The lower wage allows the employer to hire teens and teach them job skills like how to do a good job, show up on time, and give great customer service. Two thirds of all minimum wage earners earn more within one year of taking the job. Employers say that on the job training becomes a risk they are not willing to take with teens at the minimum wage. The overwhelming economic studies over the past decade on this issue agree that a high minimum wage has the greatest negative impact on the youngest and unskilled workers, such as teen workers just entering the work force. A UW researcher studying Seattle's $15 per hour wage law explained, if employers are going to be paying as much as they have to pay, they are not taking a chance on a teenager; they are looking for a more experienced worker to fill that job.

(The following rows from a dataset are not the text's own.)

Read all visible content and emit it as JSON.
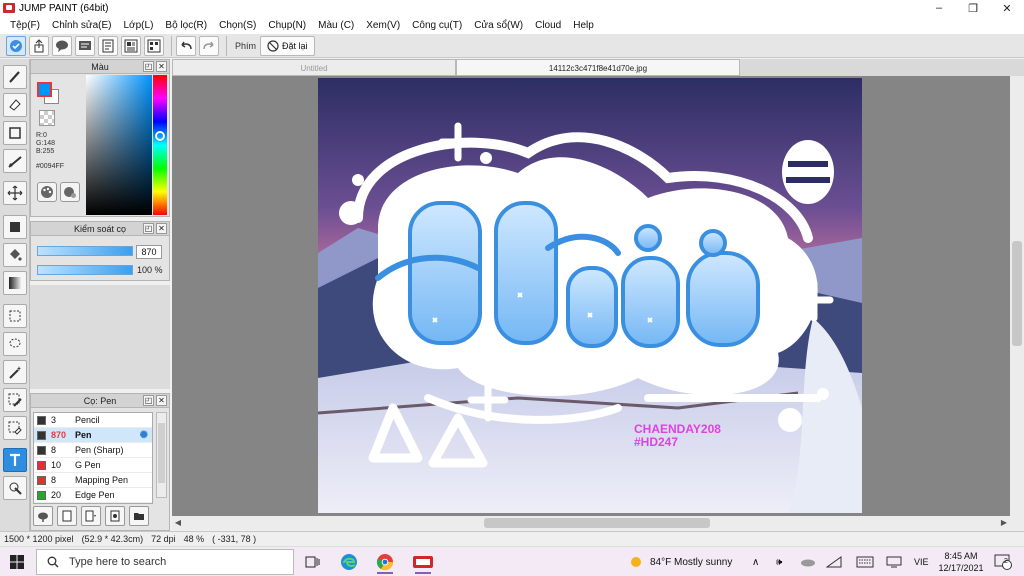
{
  "window": {
    "title": "JUMP PAINT (64bit)",
    "controls": [
      "–",
      "❐",
      "✕"
    ]
  },
  "menu": [
    "Tệp(F)",
    "Chỉnh sửa(E)",
    "Lớp(L)",
    "Bộ lọc(R)",
    "Chọn(S)",
    "Chụp(N)",
    "Màu (C)",
    "Xem(V)",
    "Công cụ(T)",
    "Cửa sổ(W)",
    "Cloud",
    "Help"
  ],
  "toolbar": {
    "key_label": "Phím",
    "reset_label": "Đặt lại"
  },
  "color_panel": {
    "title": "Màu",
    "r": "R:0",
    "g": "G:148",
    "b": "B:255",
    "hex": "#0094FF",
    "fg_color": "#0094FF",
    "bg_color": "#FFFFFF"
  },
  "brush_control": {
    "title": "Kiểm soát cọ",
    "size_value": "870",
    "opacity_value": "100 %"
  },
  "pen_panel": {
    "title": "Cọ: Pen",
    "items": [
      {
        "size": "3",
        "name": "Pencil",
        "color": "#333333"
      },
      {
        "size": "870",
        "name": "Pen",
        "color": "#333333",
        "selected": true
      },
      {
        "size": "8",
        "name": "Pen (Sharp)",
        "color": "#333333"
      },
      {
        "size": "10",
        "name": "G Pen",
        "color": "#e03030"
      },
      {
        "size": "8",
        "name": "Mapping Pen",
        "color": "#e03030"
      },
      {
        "size": "20",
        "name": "Edge Pen",
        "color": "#22aa22"
      }
    ]
  },
  "tabs": [
    "Untitled",
    "14112c3c471f8e41d70e.jpg"
  ],
  "artwork": {
    "watermark_line1": "CHAENDAY208",
    "watermark_line2": "#HD247"
  },
  "status": {
    "dimensions": "1500 * 1200 pixel",
    "physical": "(52.9 * 42.3cm)",
    "dpi": "72 dpi",
    "zoom": "48 %",
    "coords": "( -331, 78 )"
  },
  "taskbar": {
    "search_placeholder": "Type here to search",
    "weather": "84°F  Mostly sunny",
    "lang": "VIE",
    "time": "8:45 AM",
    "date": "12/17/2021",
    "notif_count": "2"
  }
}
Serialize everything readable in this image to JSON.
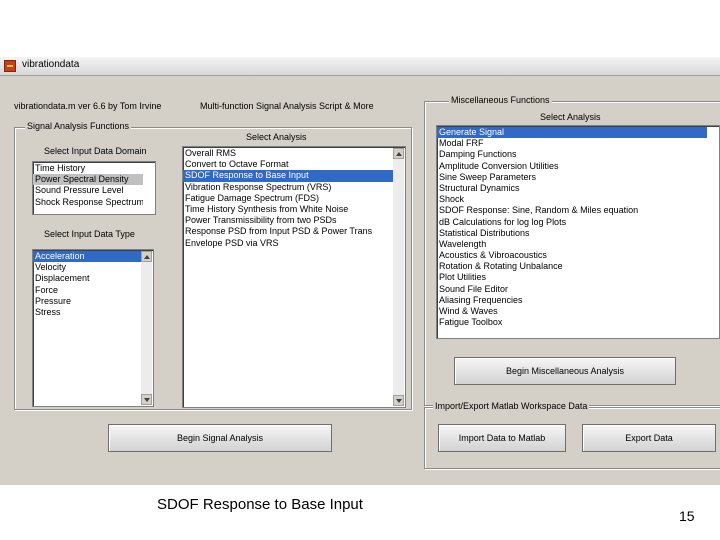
{
  "window": {
    "title": "vibrationdata",
    "header_left": "vibrationdata.m   ver 6.6   by Tom Irvine",
    "header_right": "Multi-function Signal Analysis Script & More"
  },
  "signal_panel": {
    "title": "Signal Analysis Functions",
    "domain_label": "Select Input Data Domain",
    "domain_items": [
      "Time History",
      "Power Spectral Density",
      "Sound Pressure Level",
      "Shock Response Spectrum"
    ],
    "datatype_label": "Select Input Data Type",
    "datatype_items": [
      "Acceleration",
      "Velocity",
      "Displacement",
      "Force",
      "Pressure",
      "Stress"
    ],
    "analysis_label": "Select Analysis",
    "analysis_items": [
      "Overall RMS",
      "Convert to Octave Format",
      "SDOF Response to Base Input",
      "Vibration Response Spectrum (VRS)",
      "Fatigue Damage Spectrum (FDS)",
      "Time History Synthesis from White Noise",
      "Power Transmissibility from two PSDs",
      "Response PSD from Input PSD & Power Trans",
      "Envelope PSD via VRS"
    ],
    "begin_button": "Begin Signal Analysis"
  },
  "misc_panel": {
    "title": "Miscellaneous Functions",
    "analysis_label": "Select Analysis",
    "items": [
      "Generate Signal",
      "Modal FRF",
      "Damping Functions",
      "Amplitude Conversion Utilities",
      "Sine Sweep Parameters",
      "Structural Dynamics",
      "Shock",
      "SDOF Response: Sine, Random & Miles equation",
      "dB Calculations for log log Plots",
      "Statistical Distributions",
      "Wavelength",
      "Acoustics & Vibroacoustics",
      "Rotation & Rotating Unbalance",
      "Plot Utilities",
      "Sound File Editor",
      "Aliasing Frequencies",
      "Wind & Waves",
      "Fatigue Toolbox"
    ],
    "begin_button": "Begin Miscellaneous Analysis"
  },
  "import_panel": {
    "title": "Import/Export Matlab Workspace Data",
    "import_button": "Import Data to Matlab",
    "export_button": "Export Data"
  },
  "slide": {
    "caption": "SDOF Response to Base Input",
    "page_number": "15"
  },
  "colors": {
    "selection": "#3169c6",
    "window_bg": "#d4d0c8"
  },
  "selection": {
    "domain_selected": 1,
    "datatype_selected": 0,
    "analysis_selected": 2,
    "misc_selected": 0
  }
}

There are some jobs where teens are not allowed to do parts of the jobs, sometimes involving safety issues. In those situations, the employer has to have two people to do that job. As wages become higher, the more willing employers are to make capital investments in automation, eliminating workers, example includes a self-checkout at at grocery store.
After I-1433 passed, some employers have had to cut teen employees. The minimum wage ties the hands of employers to hire teens and increase the high teen unemployment rate. Washington has high teen employment. As an overall percentage of the workforce, teen unemployment has been halfed despite the economy growing and more people working. One in seven young people, 16 to 24 years of age, are neither in school or in the workforce. This is a problem that needs a solution. For every year a person is employed in the teen years, the person's income rises 14 to 16 percent in the person's twenties. First jobs are not only important to the employee, they are vital to our economy.
I-1433 does not mandate a minimum wage for workers under the age of 18. Passage of a teen training wage would not run afoul of the two year moratorium on amendments.
CON: Equal work deserves equal pay regardless of gender, race, or age. This devalues teens as human beings to be paid less. This bill is discrimination. Teenagers work for all sorts of reasons, including to paying for college and other schooling, to support themselves, and to help support their families. A recent Urban Institute study of youth who left high school and went to work, as study found that the majority of them did contribute to their family income. These teens earnings moved 42 percent of the households out of the poverty level. One-third of these teens were not living with a parent.
Teen employment fell in every single state between 1980 and 2010 according to the Bureau of Labor Statistics. A study listed a number of reasons including more students enrolled in school over the summer and graduation requirements for unpaid service work. Washington's teen unemployment rate is in the top 5 nationally but this lower minimum wage is not the answer. The number of teens who do have jobs is right at the national average. Teen unemployment is not preventing young adults from getting jobs in Washington compared to other states.
A teen wage will impact older workers if the law incentivizes hiring someone who makes a lower wage even if the person has experience and is more qualified to do the job. As consumers, they would want the most qualified person doing the job.
Persons Testifying: PRO: Senator Michael Baumgartner, Prime Sponsor; Holli Johnson, Washington Food Industry Assn; Tammy Bailey, Bailey's IGA; Julia Gorton, WA Hospitality Assn; Tammie Hetrick, Washington Retail Assn; Erin Shannon, WA Policy Center; Bob Battles, AWB. CON: Nathan Rodke, Washington CAN!; Marilyn Watkins, Economic Opportunity Institute; Ray Guerrera, Restaurant Opportunity Center.
Persons Signed In To Testify But Not Testifying: No one.